With a combination of New York and Neapolitan styles, this is still a bargain making this one of our top New York pizza places for a slice of heaven.
Helmed by Ciro Lovine, he’s been a pizza maker since he was 13 while living in Fuorigrotta, Italy. Everyone will tell you that being in what he calls “his little den,” and you really do feel like you’re in Italy.
Needless to say, he’s mastered the Neapolitan pizza, also known as Naples-style pizza. Ciro’s choice for ingredients is all strictly Italian, and the wondrous scents of roasted tomatoes, exuberant spices, and melting, bubbly cheese fill the space.
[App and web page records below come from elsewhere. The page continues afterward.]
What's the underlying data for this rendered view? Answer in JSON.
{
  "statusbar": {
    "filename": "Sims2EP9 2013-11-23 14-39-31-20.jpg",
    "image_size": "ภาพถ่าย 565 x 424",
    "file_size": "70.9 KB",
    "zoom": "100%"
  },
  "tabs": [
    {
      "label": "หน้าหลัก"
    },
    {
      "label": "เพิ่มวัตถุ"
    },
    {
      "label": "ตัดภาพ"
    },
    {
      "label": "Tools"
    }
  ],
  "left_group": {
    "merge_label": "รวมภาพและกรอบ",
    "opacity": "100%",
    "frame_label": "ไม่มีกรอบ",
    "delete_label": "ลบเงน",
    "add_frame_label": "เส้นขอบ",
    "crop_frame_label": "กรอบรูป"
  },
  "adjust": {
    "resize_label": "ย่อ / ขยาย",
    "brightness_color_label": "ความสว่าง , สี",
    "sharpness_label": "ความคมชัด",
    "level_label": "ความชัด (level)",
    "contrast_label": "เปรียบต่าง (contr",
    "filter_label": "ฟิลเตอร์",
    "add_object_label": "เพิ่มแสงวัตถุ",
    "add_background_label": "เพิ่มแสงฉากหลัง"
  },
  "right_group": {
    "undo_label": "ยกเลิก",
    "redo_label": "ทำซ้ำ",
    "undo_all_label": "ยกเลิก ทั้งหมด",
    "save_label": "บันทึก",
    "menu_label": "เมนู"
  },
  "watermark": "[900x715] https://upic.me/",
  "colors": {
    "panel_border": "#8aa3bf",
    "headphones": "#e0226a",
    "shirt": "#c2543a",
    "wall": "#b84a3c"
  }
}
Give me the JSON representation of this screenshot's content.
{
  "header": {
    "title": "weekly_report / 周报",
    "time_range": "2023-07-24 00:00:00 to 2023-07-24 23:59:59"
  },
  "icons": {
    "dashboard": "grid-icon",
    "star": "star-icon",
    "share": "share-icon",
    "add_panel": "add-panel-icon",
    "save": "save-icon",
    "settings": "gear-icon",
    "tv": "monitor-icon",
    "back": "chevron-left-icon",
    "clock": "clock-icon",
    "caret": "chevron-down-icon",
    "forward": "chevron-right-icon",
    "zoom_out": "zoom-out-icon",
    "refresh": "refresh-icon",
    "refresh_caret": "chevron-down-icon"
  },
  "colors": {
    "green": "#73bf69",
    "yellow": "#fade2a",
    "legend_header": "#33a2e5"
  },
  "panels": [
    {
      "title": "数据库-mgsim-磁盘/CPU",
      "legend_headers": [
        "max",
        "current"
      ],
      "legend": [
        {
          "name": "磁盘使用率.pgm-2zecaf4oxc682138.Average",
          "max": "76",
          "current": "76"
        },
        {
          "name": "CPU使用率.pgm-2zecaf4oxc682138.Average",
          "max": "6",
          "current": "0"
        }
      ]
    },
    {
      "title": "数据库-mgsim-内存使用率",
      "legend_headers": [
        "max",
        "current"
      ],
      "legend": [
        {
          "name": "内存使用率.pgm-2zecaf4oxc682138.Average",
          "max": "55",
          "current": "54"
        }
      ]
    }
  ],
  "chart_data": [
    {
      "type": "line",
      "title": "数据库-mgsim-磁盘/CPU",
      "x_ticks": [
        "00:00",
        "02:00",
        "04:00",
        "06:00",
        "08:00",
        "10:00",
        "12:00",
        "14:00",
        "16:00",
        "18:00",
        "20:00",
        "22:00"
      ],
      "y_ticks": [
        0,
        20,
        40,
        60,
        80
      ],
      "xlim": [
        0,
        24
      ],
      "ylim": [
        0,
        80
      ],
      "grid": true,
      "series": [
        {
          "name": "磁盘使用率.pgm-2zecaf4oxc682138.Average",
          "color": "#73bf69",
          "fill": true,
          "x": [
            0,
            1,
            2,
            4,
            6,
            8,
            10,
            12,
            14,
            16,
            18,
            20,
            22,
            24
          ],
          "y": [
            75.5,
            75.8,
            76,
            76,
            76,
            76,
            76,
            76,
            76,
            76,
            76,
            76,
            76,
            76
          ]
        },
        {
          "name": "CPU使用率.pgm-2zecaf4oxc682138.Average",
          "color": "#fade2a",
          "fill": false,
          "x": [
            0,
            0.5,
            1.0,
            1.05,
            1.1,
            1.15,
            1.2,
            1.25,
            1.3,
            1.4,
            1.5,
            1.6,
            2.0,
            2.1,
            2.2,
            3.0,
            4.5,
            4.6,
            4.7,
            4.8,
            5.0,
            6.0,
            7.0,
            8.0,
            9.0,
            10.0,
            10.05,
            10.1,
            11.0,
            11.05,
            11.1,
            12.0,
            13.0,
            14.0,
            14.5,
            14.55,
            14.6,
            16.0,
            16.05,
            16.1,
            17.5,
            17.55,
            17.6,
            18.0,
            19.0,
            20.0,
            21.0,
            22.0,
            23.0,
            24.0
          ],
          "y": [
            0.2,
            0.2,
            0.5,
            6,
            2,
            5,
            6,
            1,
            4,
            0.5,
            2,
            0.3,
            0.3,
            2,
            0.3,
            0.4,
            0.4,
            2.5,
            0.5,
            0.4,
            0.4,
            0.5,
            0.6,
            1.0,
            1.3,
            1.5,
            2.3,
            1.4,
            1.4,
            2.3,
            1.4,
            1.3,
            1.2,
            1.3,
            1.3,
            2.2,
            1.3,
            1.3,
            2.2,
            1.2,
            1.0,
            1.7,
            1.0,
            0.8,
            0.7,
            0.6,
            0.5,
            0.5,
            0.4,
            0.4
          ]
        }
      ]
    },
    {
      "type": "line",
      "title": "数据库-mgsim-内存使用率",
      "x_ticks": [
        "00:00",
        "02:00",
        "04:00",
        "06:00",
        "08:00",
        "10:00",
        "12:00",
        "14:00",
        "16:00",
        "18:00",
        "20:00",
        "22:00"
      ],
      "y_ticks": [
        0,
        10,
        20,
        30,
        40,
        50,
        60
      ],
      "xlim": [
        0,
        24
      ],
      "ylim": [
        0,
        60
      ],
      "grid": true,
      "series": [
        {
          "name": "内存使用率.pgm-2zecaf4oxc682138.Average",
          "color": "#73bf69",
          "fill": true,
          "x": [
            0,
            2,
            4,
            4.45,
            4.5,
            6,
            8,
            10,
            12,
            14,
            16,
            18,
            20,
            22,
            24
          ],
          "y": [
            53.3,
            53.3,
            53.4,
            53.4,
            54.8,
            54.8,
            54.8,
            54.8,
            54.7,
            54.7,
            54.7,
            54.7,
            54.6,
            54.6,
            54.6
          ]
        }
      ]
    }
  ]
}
Here where Greenwich and Soho meet, the unmistakable Neapolitan scent pervades the entire place, beckoning true pizza aficionados inside.
He only uses Sicilian extra virgin olive oil and San Marzano DOP tomatoes. Mozzarella, ricotta, and buffalo provola cheese are products of Aversa so he’s keeping it real through and through. We also give him thumbs up on a nearly perfect leopard spotting on his thin crust that puffs up perfectly along the sides.
We have to start this one out with a most excellent quote from proprietor Joe Pozzuoli, “no fancy pants pies…” A little attitude truly authenticates that this is the real deal when it comes to New York pizza places. We’re guessing these top pizzas in Los Angeles fall into the category of fancy pants pies.
Named “Best Pizza of New York” by NEW YORK MAGAZINE and GQ Magazine listing Joe’s Pizza as one of the “best 25 Pizzas on Earth.” this is definitely the quintessential meal for those who favor common pants.
35 years and going strong, you’ll still find Joe at his Carmine Street location doing what he does best, running one of the best New York slice joints in town.
When Kevin Bacon was asked what he would want his last meal to be? Without hesitation, he stated “A slice of pizza from Joe’s on Carmine Street in New York City.”
Now a bicoastal pizza joint establishing new roots in Culver City, it’s easier to sink your teeth into a slice of heaven without going all the way to New York.
Nothing makes perfect leopard spots better than a wood-fired oven, and you can almost taste the crunchy crust just by looking at these blistered culinary masterpieces.
These pizzas are delicious, thin, and artisanal, making no bones about promising any kind of atmosphere. Ironically, the floor-to-ceiling graffiti and hipster staff with a bit of ‘tude (per some disgruntled reviewers) do create an atmosphere.
But let’s face it, you don’t go in for world-renowned pizza to converse with the staff. You go for the world-renowned pizza.
Folks rave about the crust, and thanks to some stealthy work by the New York Times, we have the recipe if you want to make the dough at home. This is the kind of investigative reporting that’ll win Pulitzers from where we’re standing.
Lucali Pizza is a good place to meet up with friends you haven’t seen in a while. With no reservations and long lines to get a table, you’ll have plenty of time to get caught up. By the way, the long line is just to get your name on the list.
The good news is you’ll get a simple, yet epic artisanal Neapolitan pie made with fresh buffalo mozzarella, low-moisture mozzarella, and shaved Grana Padano.
Previously a construction worker, pizza-maker Mark Iacono switched to building pizzas out of pure passion, while wondering what to do with a shuttered childhood candy store he used to hang out at.
Fast forward, he’s still rooted in the same Carroll Gardens neighborhood, giving back to the community ten-fold with his now world-famous pies.
Word on the streets is that Jay Z and Beyoncé skipped the Grammys a few years ago to eat at Lucali’s. Celebs. What’re you gonna do?
New York style is a thing, and this includes their pizza – thin crust and single sliced, served piping hot on a paper plate.
Simplicity is the common theme here, but mixing authentic ingredients from Italy and using the perfect flour (grade 00) creates the complexity these masters create. This gives these pizzas their delectable flavor that makes waiting in long lines worth your time.